In the case before us the interest was paid for delayed payment of service tax & TDS. The interest for the delay in making the payment of service tax & TDS is compensatory in nature. As such the interest on delayed payment is not in the nature of penalty in the instant case on hand.
The issue of delay in the payment of service tax is directly covered by the judgment of Hon’ble Apex Court in the case of Lachmandas Mathura Vs. CIT reported in 254 ITR 799 in favour of assessee. The relevant extract of the judgment is reproduced below :
“The High Court has proceeded on the basis that the interest on arrears of sales tax is penal in nature and has rejected the contention of the assessee that it is compensatory in nature.
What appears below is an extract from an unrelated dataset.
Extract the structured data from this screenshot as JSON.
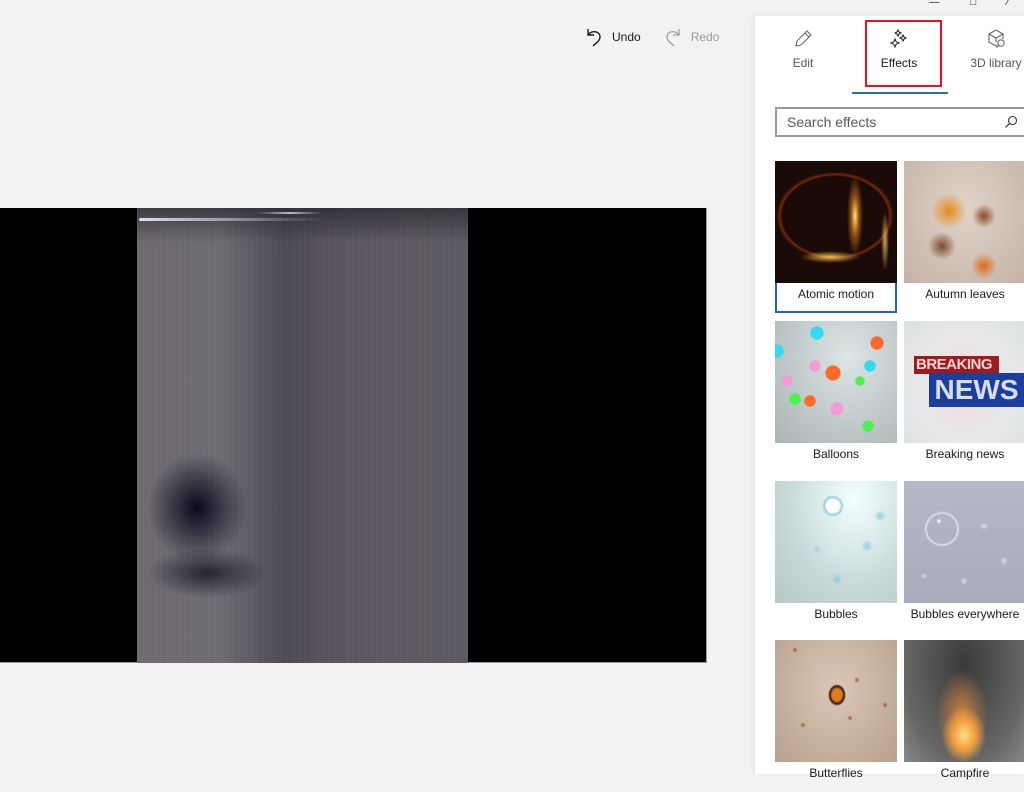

In taking the said view the High Court has placed reliance on its Full Bench’s decision in Saraya Sugar Mills (P.) Ltd. v. CIT  116 ITR 387 (All.) The learned counsel appearing for the appellant-assessee states that the said judgment of the Full Bench has been reversed by the larger Bench of the High Court in Triveni Engg. Works Ltd. v. CIT  144 ITR 732 (All.) (FB), wherein it has been held that interest on arrears of tax is compensatory in nature and not penal. This question has also been considered by this Court in Civil Appeal No. 830 of 1979 titled Saraya Sugar Mills (P.) Ltd. v. CIT decided on 29-2-1996. In that view of the matter, the appeal is allowed and question Nos. 1 and 2 are answered in favour of the assessee and against the revenue.”
In view of the above judgment, there remains no doubt that the interest expense on the delayed payment of service tax is allowable deduction.
The above principles can be applied to the interest expenses levied on account of delayed payment of TDS as it relates to the expenses claimed by the assessee which are subject to the TDS provisions. The assessee claims the specified expenses of certain amount in its profit & loss account and thereafter the assessee from the payment to the party deducts certain percentage as specified under the Act as TDS and pays to the Government Exchequer. The amount of TDS represents the amount of income tax of the party on whose behalf the payment was deducted & paid to the Government Exchequer. Thus the TDS amount does not represent the tax of the assessee but it is the tax of the party which has been paid by the assessee. Thus any delay in the payment of TDS by the assessee cannot be linked to the income tax of the assessee and consequently the principles laid down by the Hon’ble Apex Court in the case of Bharat Commerce Industries Ltd. Vs. CIT (1998) reported in 230 ITR 733 cannot be applied to the case on hand.
Thus, in our considered view, the principle laid down by the Hon’ble Supreme Court in the case of Bharat Commerce Industries Ltd. (supra) is not applicable in the instant facts of the case. Thus, we hold that the Assessing Officer in the instant case has wrongly applied the principle laid down by the Hon’ble Supreme Court in the case of Bharat Commerce Industries Ltd.(supra). We also find that the Hon’ble Supreme Court in the case of Lachmandas Mathura (Supra) has allowed the deduction on account of interest on late deposit of sales tax u/s 37(1) of the Act. In view of the above, we conclude that the interest expenses claimed by the assessee on account of delayed deposit of service tax as well as TDS liability are allowable expenses u/s 37(1) of the Act. In this view of the matter, we find no reason to interfere in the order of Ld. CIT(A) and we uphold the same. Hence, this ground of Revenue is dismissed.